What is the significance of the boys' rescue by a British warship?
The naval officer's appearance at the end of the novel to save Ralph seems to be a contrived ending. Ralph's death is certain. He is being smoked out of the woods into the waiting spears of the boys on the beach. The fact that the naval officer appears at just this time seems too much of a coincidence.
Yet, it is important thematically to the story. The fact that the rescuing adult is a military man is symbolic of the war that the entire world is engaged in. The island, in this way, is only a microcosm of the world itself. The war on the island is not caused because of some isolated situation of boys being stranded on an island; it is caused by the same reasons that cause all wars: power struggles, insolvable differences, acts of aggression, fear, lack of respect or understanding of those who are different.
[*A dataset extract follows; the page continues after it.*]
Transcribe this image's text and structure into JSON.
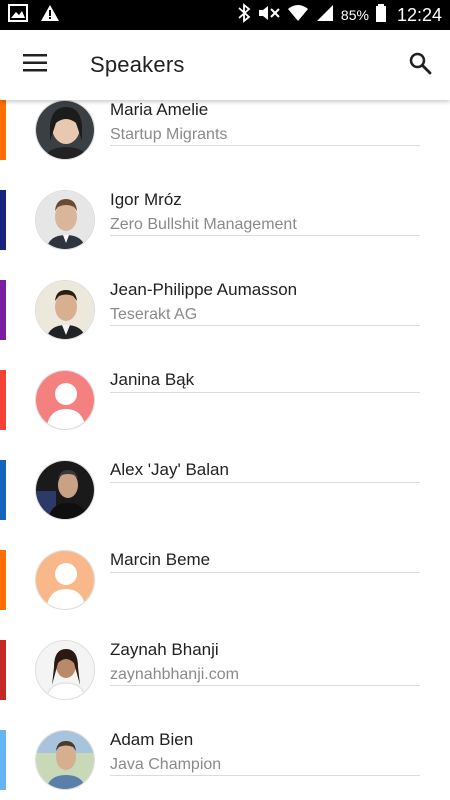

As the naval looks out at the distance, his eyes fall on his cruiser. His cruiser is a destroyer. There is no real rescue for the boys. They are only leaving one war for a bigger one.
BOY WITH THE MULBERRY BIRTHMARK. This boy is significant primarily because only Piggy seemed to be concerned that he is missing. The littluns quickly became the least respected of the boys (because of their youth)--the lowest class of the island's social spectrum. They never learned his name, so his loss seemed insignificant, especially to Jack and his hunters.
THE PASSING SHIP. This missed opportunity could have gotten the boys rescued much earlier, with no loss of life or the gruesome behavior that followed. By allowing the fire to go out, the boys gave up an earlier possible departure.
THE FERAL PIGS. The pigs served at least two purposes: They served to spur Jack's blood lust for hunting, leading to further barbaric behavior; and the pigs served as a prime source of food.